#### Work request:
Output every record word for word, minus the pictures.

[Entries from a dataset of interfaces]
____________
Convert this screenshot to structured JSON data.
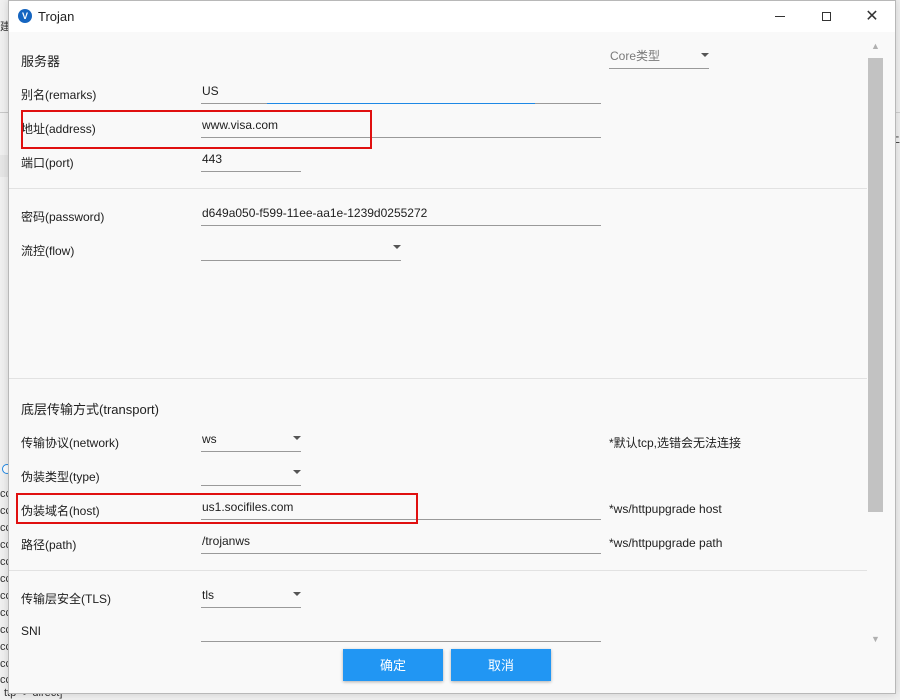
{
  "window": {
    "title": "Trojan"
  },
  "background": {
    "top_fragment": "建",
    "right_fragment": "上",
    "right_fragment_2": "3",
    "left_rows": [
      "cc",
      "cc",
      "cc",
      "cc",
      "cc",
      "cc",
      "cc",
      "cc",
      "cc",
      "cc",
      "cc",
      "cc"
    ],
    "bottom_fragment": "ttp -> direct]"
  },
  "server": {
    "section_title": "服务器",
    "core_type": {
      "value": "Core类型"
    },
    "remarks": {
      "label": "别名(remarks)",
      "value": "US"
    },
    "address": {
      "label": "地址(address)",
      "value": "www.visa.com"
    },
    "port": {
      "label": "端口(port)",
      "value": "443"
    }
  },
  "auth": {
    "password": {
      "label": "密码(password)",
      "value": "d649a050-f599-11ee-aa1e-1239d0255272"
    },
    "flow": {
      "label": "流控(flow)",
      "value": ""
    }
  },
  "transport": {
    "section_title": "底层传输方式(transport)",
    "network": {
      "label": "传输协议(network)",
      "value": "ws",
      "note": "*默认tcp,选错会无法连接"
    },
    "type": {
      "label": "伪装类型(type)",
      "value": ""
    },
    "host": {
      "label": "伪装域名(host)",
      "value": "us1.socifiles.com",
      "note": "*ws/httpupgrade host"
    },
    "path": {
      "label": "路径(path)",
      "value": "/trojanws",
      "note": "*ws/httpupgrade path"
    }
  },
  "tls": {
    "security": {
      "label": "传输层安全(TLS)",
      "value": "tls"
    },
    "sni": {
      "label": "SNI",
      "value": ""
    }
  },
  "buttons": {
    "confirm": "确定",
    "cancel": "取消"
  },
  "colors": {
    "accent": "#2196f3",
    "highlight": "#e01010",
    "focus_underline": "#1e88e5"
  }
}
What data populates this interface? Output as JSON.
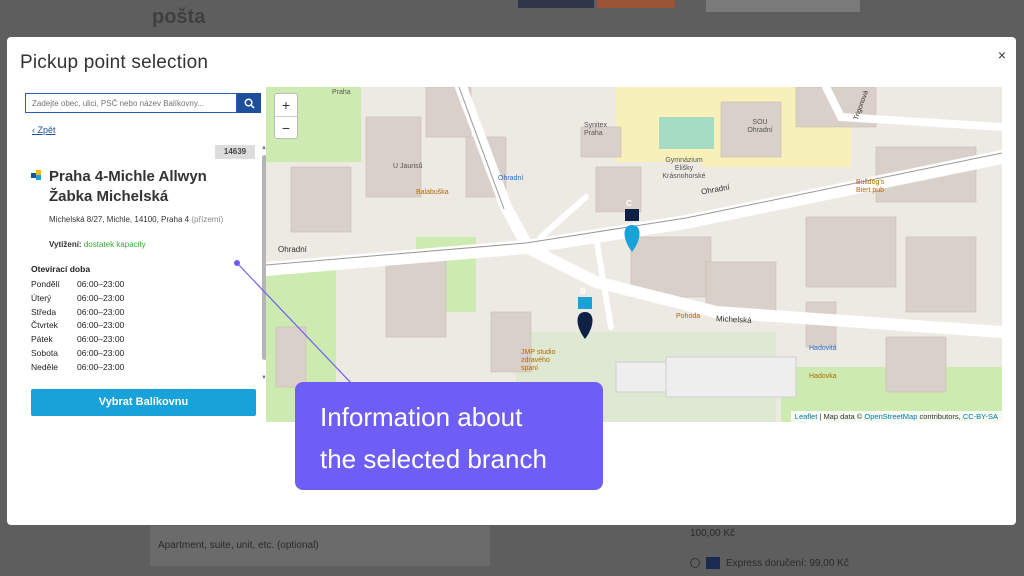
{
  "background_page": {
    "title": "pošta",
    "address_placeholder": "Apartment, suite, unit, etc. (optional)",
    "shipping_price": "100,00 Kč",
    "express_label": "Express doručení: 99,00 Kč"
  },
  "modal": {
    "title": "Pickup point selection",
    "close": "×"
  },
  "search": {
    "placeholder": "Zadejte obec, ulici, PSČ nebo název Balíkovny..."
  },
  "back": {
    "label": "Zpět"
  },
  "branch": {
    "id": "14639",
    "name": "Praha 4-Michle Allwyn Žabka Michelská",
    "address": "Michelská 8/27, Michle, 14100, Praha 4",
    "address_note": "(přízemí)",
    "capacity_label": "Vytížení:",
    "capacity_value": "dostatek kapacity",
    "hours_title": "Otevírací doba",
    "hours": [
      {
        "day": "Pondělí",
        "time": "06:00–23:00"
      },
      {
        "day": "Úterý",
        "time": "06:00–23:00"
      },
      {
        "day": "Středa",
        "time": "06:00–23:00"
      },
      {
        "day": "Čtvrtek",
        "time": "06:00–23:00"
      },
      {
        "day": "Pátek",
        "time": "06:00–23:00"
      },
      {
        "day": "Sobota",
        "time": "06:00–23:00"
      },
      {
        "day": "Neděle",
        "time": "06:00–23:00"
      }
    ]
  },
  "select_button": {
    "label": "Vybrat Balíkovnu"
  },
  "map": {
    "zoom_in": "+",
    "zoom_out": "−",
    "labels": {
      "praha": "Praha",
      "synitex": "Synitex Praha",
      "sou": "SOU Ohradní",
      "gymnazium": "Gymnázium Elišky Krásnohorské",
      "u_jaurisu": "U Jaurisů",
      "balabuska": "Balabuška",
      "ohradni_stop": "Ohradní",
      "bulldogs": "Bulldog's Biert pub",
      "pohoda": "Pohoda",
      "jmp": "JMP studio zdravého spaní",
      "hadovita_stop": "Hadovitá",
      "hadovka": "Hadovka",
      "street_ohradni": "Ohradní",
      "street_michelska": "Michelská",
      "street_trigonova": "Trigonová"
    },
    "markers": [
      "C",
      "B"
    ],
    "attribution_leaflet": "Leaflet",
    "attribution_text": "| Map data ©",
    "attribution_osm": "OpenStreetMap",
    "attribution_contrib": "contributors,",
    "attribution_license": "CC-BY-SA"
  },
  "callout": {
    "line1": "Information about",
    "line2": "the selected branch"
  },
  "colors": {
    "accent": "#17a3da",
    "callout": "#6f5ef5",
    "brand_blue": "#1d4f9a",
    "capacity_ok": "#3aaa35"
  }
}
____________
#### The answer:
Convert this screenshot to structured JSON data.
{
  "window": {
    "title": "Trojan"
  },
  "background": {
    "top_fragment": "建",
    "right_fragment": "上",
    "right_fragment_2": "3",
    "left_rows": [
      "cc",
      "cc",
      "cc",
      "cc",
      "cc",
      "cc",
      "cc",
      "cc",
      "cc",
      "cc",
      "cc",
      "cc"
    ],
    "bottom_fragment": "ttp -> direct]"
  },
  "server": {
    "section_title": "服务器",
    "core_type": {
      "value": "Core类型"
    },
    "remarks": {
      "label": "别名(remarks)",
      "value": "US"
    },
    "address": {
      "label": "地址(address)",
      "value": "www.visa.com"
    },
    "port": {
      "label": "端口(port)",
      "value": "443"
    }
  },
  "auth": {
    "password": {
      "label": "密码(password)",
      "value": "d649a050-f599-11ee-aa1e-1239d0255272"
    },
    "flow": {
      "label": "流控(flow)",
      "value": ""
    }
  },
  "transport": {
    "section_title": "底层传输方式(transport)",
    "network": {
      "label": "传输协议(network)",
      "value": "ws",
      "note": "*默认tcp,选错会无法连接"
    },
    "type": {
      "label": "伪装类型(type)",
      "value": ""
    },
    "host": {
      "label": "伪装域名(host)",
      "value": "us1.socifiles.com",
      "note": "*ws/httpupgrade host"
    },
    "path": {
      "label": "路径(path)",
      "value": "/trojanws",
      "note": "*ws/httpupgrade path"
    }
  },
  "tls": {
    "security": {
      "label": "传输层安全(TLS)",
      "value": "tls"
    },
    "sni": {
      "label": "SNI",
      "value": ""
    }
  },
  "buttons": {
    "confirm": "确定",
    "cancel": "取消"
  },
  "colors": {
    "accent": "#2196f3",
    "highlight": "#e01010",
    "focus_underline": "#1e88e5"
  }
}
What data populates this interface? Output as JSON.
{
  "background_page": {
    "title": "pošta",
    "address_placeholder": "Apartment, suite, unit, etc. (optional)",
    "shipping_price": "100,00 Kč",
    "express_label": "Express doručení: 99,00 Kč"
  },
  "modal": {
    "title": "Pickup point selection",
    "close": "×"
  },
  "search": {
    "placeholder": "Zadejte obec, ulici, PSČ nebo název Balíkovny..."
  },
  "back": {
    "label": "Zpět"
  },
  "branch": {
    "id": "14639",
    "name": "Praha 4-Michle Allwyn Žabka Michelská",
    "address": "Michelská 8/27, Michle, 14100, Praha 4",
    "address_note": "(přízemí)",
    "capacity_label": "Vytížení:",
    "capacity_value": "dostatek kapacity",
    "hours_title": "Otevírací doba",
    "hours": [
      {
        "day": "Pondělí",
        "time": "06:00–23:00"
      },
      {
        "day": "Úterý",
        "time": "06:00–23:00"
      },
      {
        "day": "Středa",
        "time": "06:00–23:00"
      },
      {
        "day": "Čtvrtek",
        "time": "06:00–23:00"
      },
      {
        "day": "Pátek",
        "time": "06:00–23:00"
      },
      {
        "day": "Sobota",
        "time": "06:00–23:00"
      },
      {
        "day": "Neděle",
        "time": "06:00–23:00"
      }
    ]
  },
  "select_button": {
    "label": "Vybrat Balíkovnu"
  },
  "map": {
    "zoom_in": "+",
    "zoom_out": "−",
    "labels": {
      "praha": "Praha",
      "synitex": "Synitex Praha",
      "sou": "SOU Ohradní",
      "gymnazium": "Gymnázium Elišky Krásnohorské",
      "u_jaurisu": "U Jaurisů",
      "balabuska": "Balabuška",
      "ohradni_stop": "Ohradní",
      "bulldogs": "Bulldog's Biert pub",
      "pohoda": "Pohoda",
      "jmp": "JMP studio zdravého spaní",
      "hadovita_stop": "Hadovitá",
      "hadovka": "Hadovka",
      "street_ohradni": "Ohradní",
      "street_michelska": "Michelská",
      "street_trigonova": "Trigonová"
    },
    "markers": [
      "C",
      "B"
    ],
    "attribution_leaflet": "Leaflet",
    "attribution_text": "| Map data ©",
    "attribution_osm": "OpenStreetMap",
    "attribution_contrib": "contributors,",
    "attribution_license": "CC-BY-SA"
  },
  "callout": {
    "line1": "Information about",
    "line2": "the selected branch"
  },
  "colors": {
    "accent": "#17a3da",
    "callout": "#6f5ef5",
    "brand_blue": "#1d4f9a",
    "capacity_ok": "#3aaa35"
  }
}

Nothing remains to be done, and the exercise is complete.